The Star Lite and Super Star payloads consist of a single rubber “star” which looks like a toy one would receive as a party favor (or maybe a sea urchin?). I’m not sure if this was a deliberate, but the innocuous appearance can be an advantage.
The StarLite and Super Star were accurate at their engagement range and the report from an 18-inch barrel is light enough for officers to communicate while deploying. Both products were consistent in velocity and I recorded predictable results in my tests. The good news is the fact that one can track a moving target fairly well with these.

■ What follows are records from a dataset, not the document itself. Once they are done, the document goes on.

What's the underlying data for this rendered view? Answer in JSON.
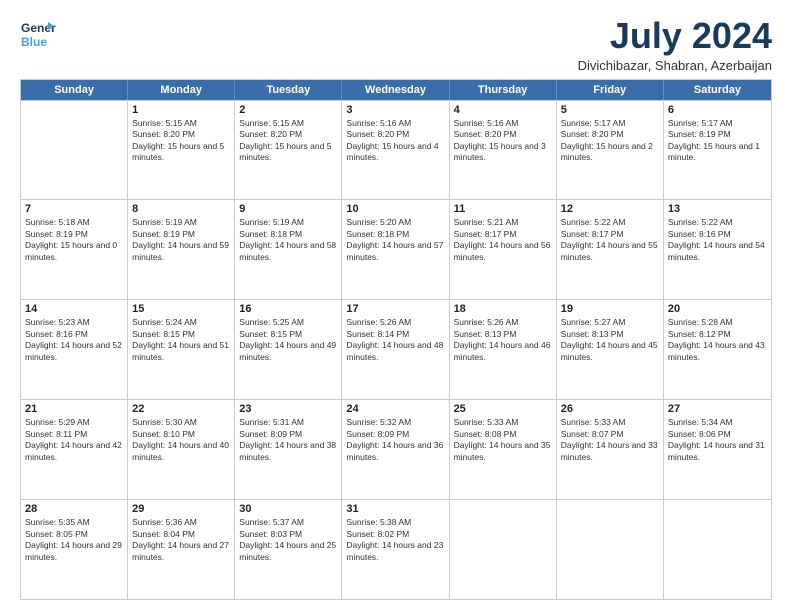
{
  "logo": {
    "line1": "General",
    "line2": "Blue",
    "icon_color": "#4a9fd4"
  },
  "header": {
    "month_year": "July 2024",
    "location": "Divichibazar, Shabran, Azerbaijan"
  },
  "weekdays": [
    "Sunday",
    "Monday",
    "Tuesday",
    "Wednesday",
    "Thursday",
    "Friday",
    "Saturday"
  ],
  "rows": [
    [
      {
        "day": "",
        "sunrise": "",
        "sunset": "",
        "daylight": ""
      },
      {
        "day": "1",
        "sunrise": "Sunrise: 5:15 AM",
        "sunset": "Sunset: 8:20 PM",
        "daylight": "Daylight: 15 hours and 5 minutes."
      },
      {
        "day": "2",
        "sunrise": "Sunrise: 5:15 AM",
        "sunset": "Sunset: 8:20 PM",
        "daylight": "Daylight: 15 hours and 5 minutes."
      },
      {
        "day": "3",
        "sunrise": "Sunrise: 5:16 AM",
        "sunset": "Sunset: 8:20 PM",
        "daylight": "Daylight: 15 hours and 4 minutes."
      },
      {
        "day": "4",
        "sunrise": "Sunrise: 5:16 AM",
        "sunset": "Sunset: 8:20 PM",
        "daylight": "Daylight: 15 hours and 3 minutes."
      },
      {
        "day": "5",
        "sunrise": "Sunrise: 5:17 AM",
        "sunset": "Sunset: 8:20 PM",
        "daylight": "Daylight: 15 hours and 2 minutes."
      },
      {
        "day": "6",
        "sunrise": "Sunrise: 5:17 AM",
        "sunset": "Sunset: 8:19 PM",
        "daylight": "Daylight: 15 hours and 1 minute."
      }
    ],
    [
      {
        "day": "7",
        "sunrise": "Sunrise: 5:18 AM",
        "sunset": "Sunset: 8:19 PM",
        "daylight": "Daylight: 15 hours and 0 minutes."
      },
      {
        "day": "8",
        "sunrise": "Sunrise: 5:19 AM",
        "sunset": "Sunset: 8:19 PM",
        "daylight": "Daylight: 14 hours and 59 minutes."
      },
      {
        "day": "9",
        "sunrise": "Sunrise: 5:19 AM",
        "sunset": "Sunset: 8:18 PM",
        "daylight": "Daylight: 14 hours and 58 minutes."
      },
      {
        "day": "10",
        "sunrise": "Sunrise: 5:20 AM",
        "sunset": "Sunset: 8:18 PM",
        "daylight": "Daylight: 14 hours and 57 minutes."
      },
      {
        "day": "11",
        "sunrise": "Sunrise: 5:21 AM",
        "sunset": "Sunset: 8:17 PM",
        "daylight": "Daylight: 14 hours and 56 minutes."
      },
      {
        "day": "12",
        "sunrise": "Sunrise: 5:22 AM",
        "sunset": "Sunset: 8:17 PM",
        "daylight": "Daylight: 14 hours and 55 minutes."
      },
      {
        "day": "13",
        "sunrise": "Sunrise: 5:22 AM",
        "sunset": "Sunset: 8:16 PM",
        "daylight": "Daylight: 14 hours and 54 minutes."
      }
    ],
    [
      {
        "day": "14",
        "sunrise": "Sunrise: 5:23 AM",
        "sunset": "Sunset: 8:16 PM",
        "daylight": "Daylight: 14 hours and 52 minutes."
      },
      {
        "day": "15",
        "sunrise": "Sunrise: 5:24 AM",
        "sunset": "Sunset: 8:15 PM",
        "daylight": "Daylight: 14 hours and 51 minutes."
      },
      {
        "day": "16",
        "sunrise": "Sunrise: 5:25 AM",
        "sunset": "Sunset: 8:15 PM",
        "daylight": "Daylight: 14 hours and 49 minutes."
      },
      {
        "day": "17",
        "sunrise": "Sunrise: 5:26 AM",
        "sunset": "Sunset: 8:14 PM",
        "daylight": "Daylight: 14 hours and 48 minutes."
      },
      {
        "day": "18",
        "sunrise": "Sunrise: 5:26 AM",
        "sunset": "Sunset: 8:13 PM",
        "daylight": "Daylight: 14 hours and 46 minutes."
      },
      {
        "day": "19",
        "sunrise": "Sunrise: 5:27 AM",
        "sunset": "Sunset: 8:13 PM",
        "daylight": "Daylight: 14 hours and 45 minutes."
      },
      {
        "day": "20",
        "sunrise": "Sunrise: 5:28 AM",
        "sunset": "Sunset: 8:12 PM",
        "daylight": "Daylight: 14 hours and 43 minutes."
      }
    ],
    [
      {
        "day": "21",
        "sunrise": "Sunrise: 5:29 AM",
        "sunset": "Sunset: 8:11 PM",
        "daylight": "Daylight: 14 hours and 42 minutes."
      },
      {
        "day": "22",
        "sunrise": "Sunrise: 5:30 AM",
        "sunset": "Sunset: 8:10 PM",
        "daylight": "Daylight: 14 hours and 40 minutes."
      },
      {
        "day": "23",
        "sunrise": "Sunrise: 5:31 AM",
        "sunset": "Sunset: 8:09 PM",
        "daylight": "Daylight: 14 hours and 38 minutes."
      },
      {
        "day": "24",
        "sunrise": "Sunrise: 5:32 AM",
        "sunset": "Sunset: 8:09 PM",
        "daylight": "Daylight: 14 hours and 36 minutes."
      },
      {
        "day": "25",
        "sunrise": "Sunrise: 5:33 AM",
        "sunset": "Sunset: 8:08 PM",
        "daylight": "Daylight: 14 hours and 35 minutes."
      },
      {
        "day": "26",
        "sunrise": "Sunrise: 5:33 AM",
        "sunset": "Sunset: 8:07 PM",
        "daylight": "Daylight: 14 hours and 33 minutes."
      },
      {
        "day": "27",
        "sunrise": "Sunrise: 5:34 AM",
        "sunset": "Sunset: 8:06 PM",
        "daylight": "Daylight: 14 hours and 31 minutes."
      }
    ],
    [
      {
        "day": "28",
        "sunrise": "Sunrise: 5:35 AM",
        "sunset": "Sunset: 8:05 PM",
        "daylight": "Daylight: 14 hours and 29 minutes."
      },
      {
        "day": "29",
        "sunrise": "Sunrise: 5:36 AM",
        "sunset": "Sunset: 8:04 PM",
        "daylight": "Daylight: 14 hours and 27 minutes."
      },
      {
        "day": "30",
        "sunrise": "Sunrise: 5:37 AM",
        "sunset": "Sunset: 8:03 PM",
        "daylight": "Daylight: 14 hours and 25 minutes."
      },
      {
        "day": "31",
        "sunrise": "Sunrise: 5:38 AM",
        "sunset": "Sunset: 8:02 PM",
        "daylight": "Daylight: 14 hours and 23 minutes."
      },
      {
        "day": "",
        "sunrise": "",
        "sunset": "",
        "daylight": ""
      },
      {
        "day": "",
        "sunrise": "",
        "sunset": "",
        "daylight": ""
      },
      {
        "day": "",
        "sunrise": "",
        "sunset": "",
        "daylight": ""
      }
    ]
  ]
}
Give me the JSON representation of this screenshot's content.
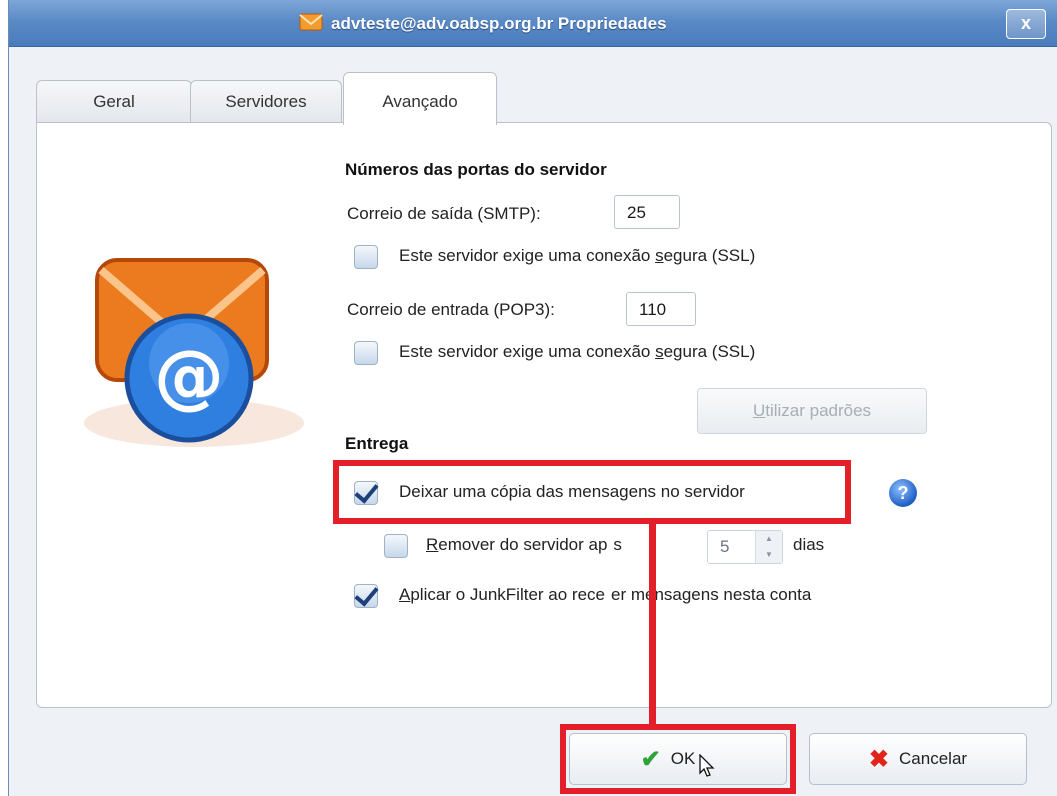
{
  "window": {
    "title": "advteste@adv.oabsp.org.br Propriedades",
    "close_label": "x"
  },
  "tabs": [
    {
      "label": "Geral"
    },
    {
      "label": "Servidores"
    },
    {
      "label": "Avançado",
      "active": true
    }
  ],
  "ports": {
    "heading": "Números das portas do servidor",
    "smtp_label": "Correio de saída (SMTP):",
    "smtp_value": "25",
    "smtp_ssl": {
      "pre": "Este servidor exige uma conexão ",
      "u": "s",
      "post": "egura (SSL)",
      "checked": false
    },
    "pop3_label": "Correio de entrada (POP3):",
    "pop3_value": "110",
    "pop3_ssl": {
      "pre": "Este servidor exige uma conexão ",
      "u": "s",
      "post": "egura (SSL)",
      "checked": false
    },
    "defaults_button": {
      "u": "U",
      "rest": "tilizar padrões",
      "enabled": false
    }
  },
  "delivery": {
    "heading": "Entrega",
    "leave_copy": {
      "label": "Deixar uma cópia das mensagens no servidor",
      "checked": true
    },
    "remove_after": {
      "u": "R",
      "pre": "emover do servidor ap",
      "post": "s",
      "checked": false,
      "days_value": "5",
      "days_label": "dias"
    },
    "junkfilter": {
      "u": "A",
      "pre": "plicar o JunkFilter ao rece",
      "post": "er mensagens nesta conta",
      "checked": true
    }
  },
  "buttons": {
    "ok": "OK",
    "cancel": "Cancelar"
  },
  "colors": {
    "highlight": "#e3202a",
    "titlebar": "#5a8ac6"
  }
}
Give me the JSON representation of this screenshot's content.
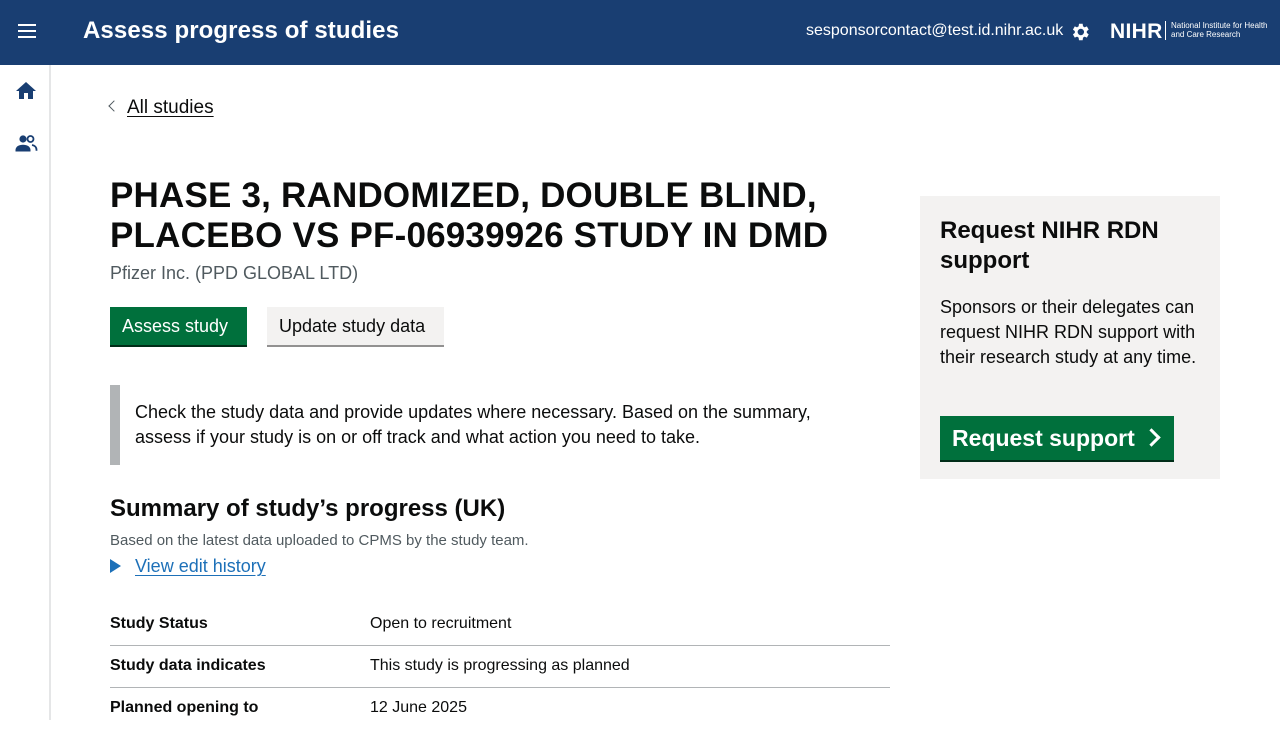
{
  "header": {
    "app_title": "Assess progress of studies",
    "user_email": "sesponsorcontact@test.id.nihr.ac.uk",
    "logo_mark": "NIHR",
    "logo_sub": "National Institute for Health and Care Research",
    "menu_icon": "hamburger-menu-icon",
    "settings_icon": "gear-icon",
    "background_color": "#193e72"
  },
  "sidebar": {
    "items": [
      {
        "icon": "home-icon"
      },
      {
        "icon": "users-icon"
      }
    ]
  },
  "main": {
    "back_link": "All studies",
    "study_title": "PHASE 3, RANDOMIZED, DOUBLE BLIND, PLACEBO VS PF-06939926 STUDY IN DMD",
    "sponsor": "Pfizer Inc. (PPD GLOBAL LTD)",
    "buttons": {
      "assess": "Assess study",
      "update": "Update study data"
    },
    "inset_text": "Check the study data and provide updates where necessary. Based on the summary, assess if your study is on or off track and what action you need to take.",
    "summary": {
      "heading": "Summary of study’s progress (UK)",
      "subtext": "Based on the latest data uploaded to CPMS by the study team.",
      "details_link": "View edit history",
      "rows": [
        {
          "key": "Study Status",
          "value": "Open to recruitment"
        },
        {
          "key": "Study data indicates",
          "value": "This study is progressing as planned"
        },
        {
          "key": "Planned opening to",
          "value": "12 June 2025"
        }
      ]
    }
  },
  "panel": {
    "heading": "Request NIHR RDN support",
    "body": "Sponsors or their delegates can request NIHR RDN support with their research study at any time.",
    "button": "Request support"
  },
  "colors": {
    "primary_green": "#00703c",
    "link_blue": "#1d70b8",
    "panel_grey": "#f3f2f1"
  }
}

I used my Reminton 870 Synthetic with an 18-inch improved cylinder barrel, one of the most versatile tools in the patrol car. This model has rifle sights, which should be used for all shoulder-fired less lethal products. Since these rounds have reduced propellant and recoil energy, they cannot be expected to cycle a gas or recoil a gun reliably. Use a pump gun.
The Star Lite and Super Star did not penetrate plastic or wooden targets. At ranges beyond their intended use, the velocity fell away quickly, which is a desirable quality. The bright colors allowed the projectiles to be easily tracked and retrieved. I found I could easily engage multiple targets and predictably guide these projectiles where I wanted them.
The Mid-Range Rubber slug is a solid baton device whose projectile looks like a silo. Most less lethal products with this kind of effectiveness use fin stabilization or trail streamers behind. The Mid-Range Rubber Slug looks like a slug, which is an inherently more stable vehicle than a projectile with a tail.
This payload is 130 grains and feels more like hard plastic than rubber. I cannot attest how this feels on the receiving end, just as I would not volunteer to step in front of a moving vehicle. I have talked to officers who have deployed this tool and they described excellent results.
The Mid-Range Rubber Slug behaved like a lead slug, primarily because it is oriented to the target throughout its flight. It was stable, consistent in velocity and remarkably accurate. The velocity did not deteriorate much at the 40 yard range, which means that the minimum engagement of 20 yards is not just a suggestion.
20 yards is a pretty good distance to fire a less lethal projectile, considering that’s the maximum engagement distance for most flexible baton or “beanbag” rounds. It hit reliably at point of aim, out to its advertised 40 yards. Lightfield also makes a product (LERS-12) which can be employed out to 60 yards, which is beyond the reach of most similar products.
There are some things one should know: A flexible baton “beanbag” type of round will have a theoretically more fluid transfer of energy than a silo of hard rubber. A sack filled with shot or similar material will strike like a bag filled with several objects, which differs from a consistent frontal area, like the Mid-Range Rubber Slug. The Mid-Range Rubber Slug will fly farther and more accurately, but the energy transfer is over a small frontal area.
The velocity of the “beanbag” will deteriorate quickly, especially a drag-stabilized one. The Lightfield Mid-Range Rubber Slug provides accuracy over a flexible baton out to a much better standoff distance.
Lightfield Less Lethal Research has provided a product line which reliably meets the intention of employing less lethal tools. These products can be used on existing equipment using familiar techniques. They are inexpensive enough to allow excellent training opportunities, portable enough for every officer to carry a selection, and reliable enough for consistent law enforcement use.